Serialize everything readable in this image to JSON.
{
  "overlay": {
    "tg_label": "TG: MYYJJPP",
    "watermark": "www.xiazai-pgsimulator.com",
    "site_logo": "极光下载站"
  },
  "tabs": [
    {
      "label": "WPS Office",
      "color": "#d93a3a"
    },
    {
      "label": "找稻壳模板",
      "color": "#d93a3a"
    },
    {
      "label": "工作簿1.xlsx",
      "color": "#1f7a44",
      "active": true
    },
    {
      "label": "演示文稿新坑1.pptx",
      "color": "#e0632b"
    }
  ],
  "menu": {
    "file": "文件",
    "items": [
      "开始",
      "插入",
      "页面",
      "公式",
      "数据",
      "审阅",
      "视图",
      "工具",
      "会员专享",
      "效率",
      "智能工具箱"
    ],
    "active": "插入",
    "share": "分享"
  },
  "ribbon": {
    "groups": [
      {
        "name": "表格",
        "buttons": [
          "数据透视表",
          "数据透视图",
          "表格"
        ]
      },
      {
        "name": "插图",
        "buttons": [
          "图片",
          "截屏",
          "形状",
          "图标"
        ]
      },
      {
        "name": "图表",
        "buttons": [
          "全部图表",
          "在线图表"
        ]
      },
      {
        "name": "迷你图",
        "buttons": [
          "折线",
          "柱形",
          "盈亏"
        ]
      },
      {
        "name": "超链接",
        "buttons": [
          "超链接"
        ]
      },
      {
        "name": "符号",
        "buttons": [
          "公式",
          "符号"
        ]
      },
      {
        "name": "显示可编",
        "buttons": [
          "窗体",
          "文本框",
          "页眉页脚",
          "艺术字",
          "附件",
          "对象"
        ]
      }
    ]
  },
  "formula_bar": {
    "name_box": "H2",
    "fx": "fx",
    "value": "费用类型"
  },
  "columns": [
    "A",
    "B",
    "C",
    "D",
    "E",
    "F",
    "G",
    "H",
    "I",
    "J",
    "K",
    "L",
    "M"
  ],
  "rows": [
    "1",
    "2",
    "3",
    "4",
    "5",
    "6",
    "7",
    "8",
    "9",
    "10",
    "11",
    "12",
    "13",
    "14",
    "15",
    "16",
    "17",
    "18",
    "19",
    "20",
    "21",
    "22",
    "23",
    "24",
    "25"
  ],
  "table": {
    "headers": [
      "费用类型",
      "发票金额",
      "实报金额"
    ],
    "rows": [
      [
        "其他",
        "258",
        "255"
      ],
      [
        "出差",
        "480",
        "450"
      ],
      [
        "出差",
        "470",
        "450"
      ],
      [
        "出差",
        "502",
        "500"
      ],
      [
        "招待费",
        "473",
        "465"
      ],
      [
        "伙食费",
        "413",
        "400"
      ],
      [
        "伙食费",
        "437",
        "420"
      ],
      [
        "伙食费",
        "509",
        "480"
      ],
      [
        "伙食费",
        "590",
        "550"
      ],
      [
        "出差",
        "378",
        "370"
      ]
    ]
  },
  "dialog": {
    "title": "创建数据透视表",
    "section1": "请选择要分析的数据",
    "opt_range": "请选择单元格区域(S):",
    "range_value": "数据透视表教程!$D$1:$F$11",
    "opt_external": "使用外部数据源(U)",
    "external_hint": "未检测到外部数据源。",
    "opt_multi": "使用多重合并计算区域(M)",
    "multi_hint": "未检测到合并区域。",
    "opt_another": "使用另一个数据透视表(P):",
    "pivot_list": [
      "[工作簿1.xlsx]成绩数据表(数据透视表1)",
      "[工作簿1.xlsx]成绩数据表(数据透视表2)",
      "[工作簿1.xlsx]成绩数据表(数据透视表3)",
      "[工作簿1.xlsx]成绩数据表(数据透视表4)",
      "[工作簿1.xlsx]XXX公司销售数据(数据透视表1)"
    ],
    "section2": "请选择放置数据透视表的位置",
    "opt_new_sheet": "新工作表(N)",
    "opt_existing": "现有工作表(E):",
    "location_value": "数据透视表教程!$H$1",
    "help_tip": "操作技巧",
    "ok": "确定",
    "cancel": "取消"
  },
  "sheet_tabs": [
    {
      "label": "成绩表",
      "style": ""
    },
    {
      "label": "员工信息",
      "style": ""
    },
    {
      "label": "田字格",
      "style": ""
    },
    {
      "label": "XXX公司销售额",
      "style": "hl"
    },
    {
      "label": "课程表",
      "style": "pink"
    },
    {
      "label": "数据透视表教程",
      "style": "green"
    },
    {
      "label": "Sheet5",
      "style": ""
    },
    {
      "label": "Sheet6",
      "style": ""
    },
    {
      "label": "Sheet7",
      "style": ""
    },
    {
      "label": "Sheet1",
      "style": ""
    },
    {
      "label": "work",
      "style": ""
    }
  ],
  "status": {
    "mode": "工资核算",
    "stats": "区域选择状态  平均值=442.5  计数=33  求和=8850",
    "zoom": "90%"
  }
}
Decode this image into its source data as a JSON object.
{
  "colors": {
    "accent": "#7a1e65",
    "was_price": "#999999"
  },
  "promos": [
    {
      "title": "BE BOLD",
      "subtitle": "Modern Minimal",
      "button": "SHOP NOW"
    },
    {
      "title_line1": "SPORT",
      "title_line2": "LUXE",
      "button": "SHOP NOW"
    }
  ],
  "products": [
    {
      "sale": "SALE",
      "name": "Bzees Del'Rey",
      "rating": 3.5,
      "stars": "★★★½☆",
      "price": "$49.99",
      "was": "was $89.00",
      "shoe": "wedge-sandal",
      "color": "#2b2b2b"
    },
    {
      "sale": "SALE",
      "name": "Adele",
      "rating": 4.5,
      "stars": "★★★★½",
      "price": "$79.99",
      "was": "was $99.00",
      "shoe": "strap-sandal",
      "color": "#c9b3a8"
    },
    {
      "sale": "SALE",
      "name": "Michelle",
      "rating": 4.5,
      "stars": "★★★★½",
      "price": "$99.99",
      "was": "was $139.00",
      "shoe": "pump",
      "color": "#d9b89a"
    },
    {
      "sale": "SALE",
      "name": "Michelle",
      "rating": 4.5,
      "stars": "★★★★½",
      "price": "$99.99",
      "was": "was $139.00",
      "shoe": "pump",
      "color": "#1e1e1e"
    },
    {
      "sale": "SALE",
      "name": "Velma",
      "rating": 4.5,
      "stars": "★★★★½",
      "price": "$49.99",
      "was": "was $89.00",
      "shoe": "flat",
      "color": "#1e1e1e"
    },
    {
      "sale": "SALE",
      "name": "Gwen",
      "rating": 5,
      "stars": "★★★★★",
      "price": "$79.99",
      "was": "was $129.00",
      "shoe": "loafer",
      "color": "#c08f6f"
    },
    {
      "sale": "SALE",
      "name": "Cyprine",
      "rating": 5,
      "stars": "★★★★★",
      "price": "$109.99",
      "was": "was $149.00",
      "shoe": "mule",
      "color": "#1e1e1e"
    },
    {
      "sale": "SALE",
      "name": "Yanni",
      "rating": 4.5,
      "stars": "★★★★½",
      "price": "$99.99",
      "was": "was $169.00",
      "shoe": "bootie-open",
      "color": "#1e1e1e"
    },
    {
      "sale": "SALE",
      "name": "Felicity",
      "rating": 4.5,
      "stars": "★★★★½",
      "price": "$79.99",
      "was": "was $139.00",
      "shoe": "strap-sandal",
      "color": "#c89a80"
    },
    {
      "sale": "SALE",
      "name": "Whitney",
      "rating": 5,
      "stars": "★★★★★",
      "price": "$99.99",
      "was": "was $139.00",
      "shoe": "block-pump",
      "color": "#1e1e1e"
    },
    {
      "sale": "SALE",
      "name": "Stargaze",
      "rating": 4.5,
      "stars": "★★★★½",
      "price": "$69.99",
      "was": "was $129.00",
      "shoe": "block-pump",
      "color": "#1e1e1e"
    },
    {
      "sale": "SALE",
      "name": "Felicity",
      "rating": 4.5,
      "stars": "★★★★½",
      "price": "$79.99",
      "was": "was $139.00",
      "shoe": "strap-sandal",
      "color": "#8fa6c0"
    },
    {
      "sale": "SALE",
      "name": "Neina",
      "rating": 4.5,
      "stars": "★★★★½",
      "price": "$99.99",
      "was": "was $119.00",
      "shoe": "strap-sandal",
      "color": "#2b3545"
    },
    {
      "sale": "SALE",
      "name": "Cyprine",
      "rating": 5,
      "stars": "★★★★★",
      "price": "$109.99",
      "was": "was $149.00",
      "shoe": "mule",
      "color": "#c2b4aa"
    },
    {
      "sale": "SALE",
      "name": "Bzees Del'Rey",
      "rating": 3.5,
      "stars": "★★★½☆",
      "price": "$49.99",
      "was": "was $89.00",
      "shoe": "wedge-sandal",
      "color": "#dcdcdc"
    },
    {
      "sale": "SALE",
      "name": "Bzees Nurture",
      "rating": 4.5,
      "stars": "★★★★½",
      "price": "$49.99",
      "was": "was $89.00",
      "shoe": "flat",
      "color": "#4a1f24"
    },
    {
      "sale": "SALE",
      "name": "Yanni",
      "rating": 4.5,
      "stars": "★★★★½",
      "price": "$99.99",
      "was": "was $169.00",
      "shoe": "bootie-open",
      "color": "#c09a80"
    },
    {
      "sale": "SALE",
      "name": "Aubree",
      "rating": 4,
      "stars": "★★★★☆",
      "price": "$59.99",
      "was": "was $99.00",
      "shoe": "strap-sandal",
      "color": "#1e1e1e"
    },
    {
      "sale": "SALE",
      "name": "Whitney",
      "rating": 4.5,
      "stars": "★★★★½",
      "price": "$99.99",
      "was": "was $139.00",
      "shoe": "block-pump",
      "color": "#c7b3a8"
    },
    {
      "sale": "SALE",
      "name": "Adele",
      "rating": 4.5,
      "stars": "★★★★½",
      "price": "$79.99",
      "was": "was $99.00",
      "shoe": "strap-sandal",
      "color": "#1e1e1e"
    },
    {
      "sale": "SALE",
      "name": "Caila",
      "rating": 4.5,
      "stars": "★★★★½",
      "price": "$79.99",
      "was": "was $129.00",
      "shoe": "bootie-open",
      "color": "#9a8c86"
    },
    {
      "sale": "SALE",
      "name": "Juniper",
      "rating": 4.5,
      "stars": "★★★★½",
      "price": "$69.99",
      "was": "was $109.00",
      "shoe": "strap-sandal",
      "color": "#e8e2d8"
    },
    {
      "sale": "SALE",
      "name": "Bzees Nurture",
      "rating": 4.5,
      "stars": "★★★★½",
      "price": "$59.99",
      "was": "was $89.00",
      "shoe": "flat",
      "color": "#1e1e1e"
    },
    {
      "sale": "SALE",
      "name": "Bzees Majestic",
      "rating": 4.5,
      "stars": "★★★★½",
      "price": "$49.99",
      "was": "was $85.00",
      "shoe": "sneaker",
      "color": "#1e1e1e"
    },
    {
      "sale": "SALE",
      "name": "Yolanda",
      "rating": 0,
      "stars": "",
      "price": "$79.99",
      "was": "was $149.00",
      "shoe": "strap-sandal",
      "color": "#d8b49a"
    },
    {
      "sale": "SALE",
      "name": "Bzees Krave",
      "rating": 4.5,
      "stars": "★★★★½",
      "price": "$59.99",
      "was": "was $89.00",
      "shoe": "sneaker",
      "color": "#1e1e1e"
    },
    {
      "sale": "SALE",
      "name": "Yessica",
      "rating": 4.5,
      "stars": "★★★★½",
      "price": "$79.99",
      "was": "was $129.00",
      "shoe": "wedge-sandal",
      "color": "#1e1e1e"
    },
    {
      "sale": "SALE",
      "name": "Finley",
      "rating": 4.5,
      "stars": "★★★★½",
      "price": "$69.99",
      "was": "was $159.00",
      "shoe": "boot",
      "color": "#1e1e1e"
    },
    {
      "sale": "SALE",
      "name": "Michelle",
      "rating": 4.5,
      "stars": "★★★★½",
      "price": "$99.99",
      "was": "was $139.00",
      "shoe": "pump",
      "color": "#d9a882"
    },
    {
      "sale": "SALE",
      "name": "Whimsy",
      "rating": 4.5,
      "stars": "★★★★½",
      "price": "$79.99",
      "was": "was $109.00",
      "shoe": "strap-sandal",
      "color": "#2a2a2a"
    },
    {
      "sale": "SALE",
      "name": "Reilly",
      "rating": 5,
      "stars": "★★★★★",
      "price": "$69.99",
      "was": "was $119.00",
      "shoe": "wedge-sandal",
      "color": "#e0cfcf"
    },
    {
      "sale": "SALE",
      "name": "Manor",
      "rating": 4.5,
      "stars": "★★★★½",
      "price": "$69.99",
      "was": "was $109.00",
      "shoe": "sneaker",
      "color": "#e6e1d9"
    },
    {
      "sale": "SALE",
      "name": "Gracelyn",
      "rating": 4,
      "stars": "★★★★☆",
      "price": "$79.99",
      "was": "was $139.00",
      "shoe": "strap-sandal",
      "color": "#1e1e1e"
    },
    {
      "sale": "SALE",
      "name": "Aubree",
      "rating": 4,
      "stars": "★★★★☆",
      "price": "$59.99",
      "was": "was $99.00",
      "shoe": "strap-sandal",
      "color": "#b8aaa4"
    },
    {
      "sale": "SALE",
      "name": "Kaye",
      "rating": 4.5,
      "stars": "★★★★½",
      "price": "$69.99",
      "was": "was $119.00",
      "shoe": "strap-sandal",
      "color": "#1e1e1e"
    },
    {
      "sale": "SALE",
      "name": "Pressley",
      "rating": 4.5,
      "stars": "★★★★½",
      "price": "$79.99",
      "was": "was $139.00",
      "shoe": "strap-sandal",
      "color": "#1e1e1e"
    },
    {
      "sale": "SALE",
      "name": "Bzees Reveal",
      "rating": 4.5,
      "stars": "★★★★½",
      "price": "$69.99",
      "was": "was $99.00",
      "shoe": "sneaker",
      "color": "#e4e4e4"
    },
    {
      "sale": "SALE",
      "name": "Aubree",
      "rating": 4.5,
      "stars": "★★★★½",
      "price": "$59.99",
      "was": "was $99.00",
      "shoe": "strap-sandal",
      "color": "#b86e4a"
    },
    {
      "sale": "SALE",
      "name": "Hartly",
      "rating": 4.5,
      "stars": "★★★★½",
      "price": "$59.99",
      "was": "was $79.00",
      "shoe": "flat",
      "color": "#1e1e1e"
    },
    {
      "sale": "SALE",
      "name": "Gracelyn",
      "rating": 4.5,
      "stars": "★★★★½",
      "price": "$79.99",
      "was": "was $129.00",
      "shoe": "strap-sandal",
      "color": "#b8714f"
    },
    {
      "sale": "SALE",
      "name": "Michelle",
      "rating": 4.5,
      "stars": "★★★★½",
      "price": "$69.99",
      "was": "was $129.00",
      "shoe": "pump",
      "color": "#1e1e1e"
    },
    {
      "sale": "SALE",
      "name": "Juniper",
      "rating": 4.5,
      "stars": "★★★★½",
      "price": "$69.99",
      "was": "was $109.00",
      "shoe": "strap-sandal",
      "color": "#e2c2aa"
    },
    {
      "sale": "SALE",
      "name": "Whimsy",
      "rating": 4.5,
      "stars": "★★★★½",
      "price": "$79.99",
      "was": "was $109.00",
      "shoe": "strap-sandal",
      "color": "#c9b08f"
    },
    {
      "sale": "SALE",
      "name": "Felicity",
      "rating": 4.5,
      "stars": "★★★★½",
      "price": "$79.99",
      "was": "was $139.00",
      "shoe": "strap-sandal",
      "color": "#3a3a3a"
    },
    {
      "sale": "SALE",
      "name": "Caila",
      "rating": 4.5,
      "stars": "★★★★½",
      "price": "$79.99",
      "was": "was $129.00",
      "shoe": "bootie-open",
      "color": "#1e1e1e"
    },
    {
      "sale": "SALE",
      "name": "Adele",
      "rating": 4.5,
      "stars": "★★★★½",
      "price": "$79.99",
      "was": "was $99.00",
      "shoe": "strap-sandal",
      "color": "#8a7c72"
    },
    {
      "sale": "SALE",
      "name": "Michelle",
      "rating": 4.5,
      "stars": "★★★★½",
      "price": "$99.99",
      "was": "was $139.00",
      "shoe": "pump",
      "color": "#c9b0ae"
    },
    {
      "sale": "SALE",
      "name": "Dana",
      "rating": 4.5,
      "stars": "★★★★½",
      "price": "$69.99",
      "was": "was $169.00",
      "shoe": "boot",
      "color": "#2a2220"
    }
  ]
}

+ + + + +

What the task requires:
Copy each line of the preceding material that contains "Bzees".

Solution:
      "name": "Bzees Del'Rey",
      "name": "Bzees Del'Rey",
      "name": "Bzees Nurture",
      "name": "Bzees Nurture",
      "name": "Bzees Majestic",
      "name": "Bzees Krave",
      "name": "Bzees Reveal",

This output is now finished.